The judge said: “I have no doubt that these two incidents fuelled the desire on the part of members of B3 to have their revenge on members of M4 if and when a suitable opportunity arose.”
Later addressing Potter, Mr Justice Spencer said: “I have no doubt that your motivation related to the traumatic experience of the assault you had suffered yourself at the hands of M4 two years earlier. But that did not begin to justify your participation in these murders.”
Mr Justice Spencer said Barker, who played a leading role on the night, was “revelling” in what he had done.
He continued: “You were steeped in the gang culture of B3 to the point of obsession, preoccupied with violence and knives.”
The judge added the attack would have caused “untold trauma” to those who had witnessed it.
Charlie Chandler, of Fitzwilliam Street, Bletchley, received life with a minimum of 27 years in prison, while Barker, of Surrey Road, Bletchley, was handed a life sentence with a 28-year minimum term.
Bevans, of no fixed address, pleaded guilty at the start of the trial and was given life with a minimum term of 27 years.
Potter, of Chiswick Close, Westcroft, and Chandler, of Woodrush Close, Beanhill, were given a 22-year minimum term in detention.
All five were also given concurrent sentences for the two counts of wounding with intent.
Asked before sentencing whether the end of the process would bring any closure, Ben’s father Jason Rice told PA: “It gives you a little bit, maybe, of that chapter’s over, knowing that the people who (have) done it are behind bars, but no sentence will be enough.”

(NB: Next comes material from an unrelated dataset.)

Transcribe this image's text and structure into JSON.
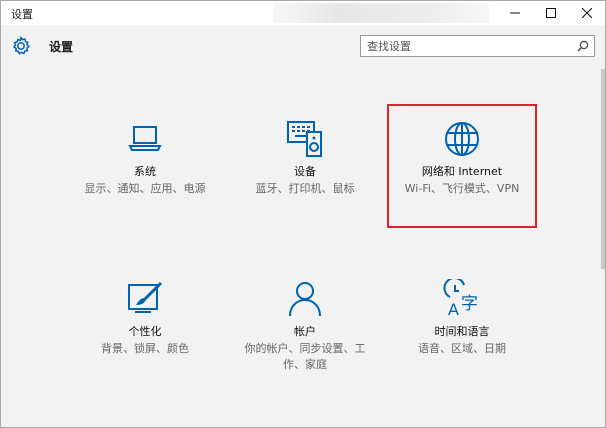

This was echoed by Dom’s mother Tracey Ansah, who said: “We just survive, every day. There’s no meaning to it, because he’s not a part of it.
“So no sentence will ever be long enough, and it’s not something you will ever recover from.”